Considering that verse 22, the often quoted anti-homosexual prohibition does not come in the area preceding it, about prohibited marriage relations, we can infer that the notion of two men or two women living together and building a family wasn’t seen as an option in ancient Israelite society. Furthermore, the placement of this practice in the area of religious and behavioral abominations also places it outside the norms of regular community life.
Since today we see that same-sex families are just as healthy as their heterosexual alternatives, and that supporting people in forming families is one of the main purposes of a religious society that advocates healthy partnered relationships over promiscuity, we can understand this text as prohibiting something else.
Some evidence points to this prohibiting a form of worship where the priest would dress as a woman and have sex with the worshiper. We can certainly see that such a cult of prostitution would be against the ethics of Ancient Israelite society, and would be a much more accurate fit to what this text might prohibit.
As reasonable religious people we should use our reflective time of year as an opportunity to reconcile the principles we aim to live by with how we read our texts as well. Fairness and compassion, as well as the promotion of healthy families, demand that we must be for total inclusion of the diversity of sexual and gender identities.
On Monday evening, April 16, Temple Beth El’s Board of Directors unanimously passed the following resolution:
WHEREAS Temple Beth El’s mission is to be a welcoming Reform congregation providing opportunity for ALL people to engage in Jewish life through social action, and its vision emphasizes inclusion and egalitarianism;
WHEREAS Temple Beth El seeks to be a sanctuary providing support, safety, healing, and justice, for the suffering and disenfranchised;
WHEREAS the Torah commands us to give the needy what they lack, in this case legal protection, civil rights and human dignity for Lesbian Gay Bisexual Transgender individuals, so Jewish ethics demand us to act;
WHEREAS justice and human dignity are cherished Jewish values;
WHEREAS the Torah has one text, yet the interpretation is never fixed but ever in flux;
WHEREAS our Reform Jewish tradition teaches us that all human beings — man, woman, gay, straight, bisexual, transgender — are made in the image of God; that God and holiness can be present in all loving, permanent Lesbian, Gay, Bisexual, Transgender (LGBT) and heterosexual relationships;

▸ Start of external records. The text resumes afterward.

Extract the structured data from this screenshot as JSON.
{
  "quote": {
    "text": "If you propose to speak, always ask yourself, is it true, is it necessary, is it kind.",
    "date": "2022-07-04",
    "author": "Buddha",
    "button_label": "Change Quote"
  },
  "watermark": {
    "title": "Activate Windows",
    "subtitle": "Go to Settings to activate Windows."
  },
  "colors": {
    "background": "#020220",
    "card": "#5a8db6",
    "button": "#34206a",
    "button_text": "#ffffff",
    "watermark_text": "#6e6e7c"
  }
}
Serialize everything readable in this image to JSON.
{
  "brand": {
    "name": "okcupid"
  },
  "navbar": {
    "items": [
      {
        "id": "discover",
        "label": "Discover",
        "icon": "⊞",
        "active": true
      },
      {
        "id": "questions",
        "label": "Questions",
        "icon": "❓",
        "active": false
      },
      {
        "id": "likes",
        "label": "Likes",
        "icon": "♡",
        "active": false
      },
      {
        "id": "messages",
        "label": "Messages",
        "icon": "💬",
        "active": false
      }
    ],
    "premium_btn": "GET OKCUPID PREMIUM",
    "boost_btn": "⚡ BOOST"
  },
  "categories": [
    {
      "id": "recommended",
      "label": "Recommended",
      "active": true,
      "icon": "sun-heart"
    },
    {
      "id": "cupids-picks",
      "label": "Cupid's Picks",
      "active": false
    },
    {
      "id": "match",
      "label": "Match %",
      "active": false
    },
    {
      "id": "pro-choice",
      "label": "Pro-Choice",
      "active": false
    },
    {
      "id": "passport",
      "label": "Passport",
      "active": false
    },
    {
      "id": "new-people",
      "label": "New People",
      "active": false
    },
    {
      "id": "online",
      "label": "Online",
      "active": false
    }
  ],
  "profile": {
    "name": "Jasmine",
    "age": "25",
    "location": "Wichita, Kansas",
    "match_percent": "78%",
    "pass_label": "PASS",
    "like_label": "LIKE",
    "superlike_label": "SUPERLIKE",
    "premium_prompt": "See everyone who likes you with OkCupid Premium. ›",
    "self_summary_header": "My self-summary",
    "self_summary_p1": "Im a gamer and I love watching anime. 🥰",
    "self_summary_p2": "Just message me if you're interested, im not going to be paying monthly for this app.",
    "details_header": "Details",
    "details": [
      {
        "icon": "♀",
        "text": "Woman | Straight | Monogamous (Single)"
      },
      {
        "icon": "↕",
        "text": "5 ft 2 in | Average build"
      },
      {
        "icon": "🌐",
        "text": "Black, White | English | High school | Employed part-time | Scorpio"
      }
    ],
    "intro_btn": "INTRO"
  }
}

WHEREAS the Central Conference of American Rabbis (CCAR) stated: “All Jews are religiously equal regardless of their sexual orientation”;
WHEREAS in March 2000, the CCAR’s resolution on Same Gender Officiation states, “that the relationship of a Jewish, same gender couple is worthy of affirmation through appropriate Jewish ritual”;
WHEREAS the LGBT members of Temple Beth El are an integral part of our congregation, and that Keshet and its predecessor Chavurah Keshet have been active for over 15 years;
WHEREAS the current political climate challenges the human rights of members of our community and our nation because of their sexual orientation or gender identity and denies them legal rights;
WHEREAS Amendment #1 will appear on the North Carolina ballot on May 8, 2012, and it reads: “That marriage between one man and one woman is the only domestic legal union that shall be valid or recognized in this State”; and this amendment clearly is antithetical to what Judaism and Temple Beth El stand for as outlined above;
THEREFORE, BE IT RESOLVED that the Board of Temple Beth El opposes Amendment #1 that will appear on the North Carolina Ballot on May 8, 2012;
BE IT FURTHER RESOLVED that the President, the Board, and the Clergy, of Temple Beth El and will go on public record, through a letter to the congregation, educating and advocating against this Amendment on May 8, 2012.
BE IT FURTHER RESOLVED the President, the Board, and the Clergy of Temple Beth El, publically endorse Keshet’s active engagement with, and support of, other synagogues and houses of worship in North Carolina as allies in the efforts to advocate against this Amendment.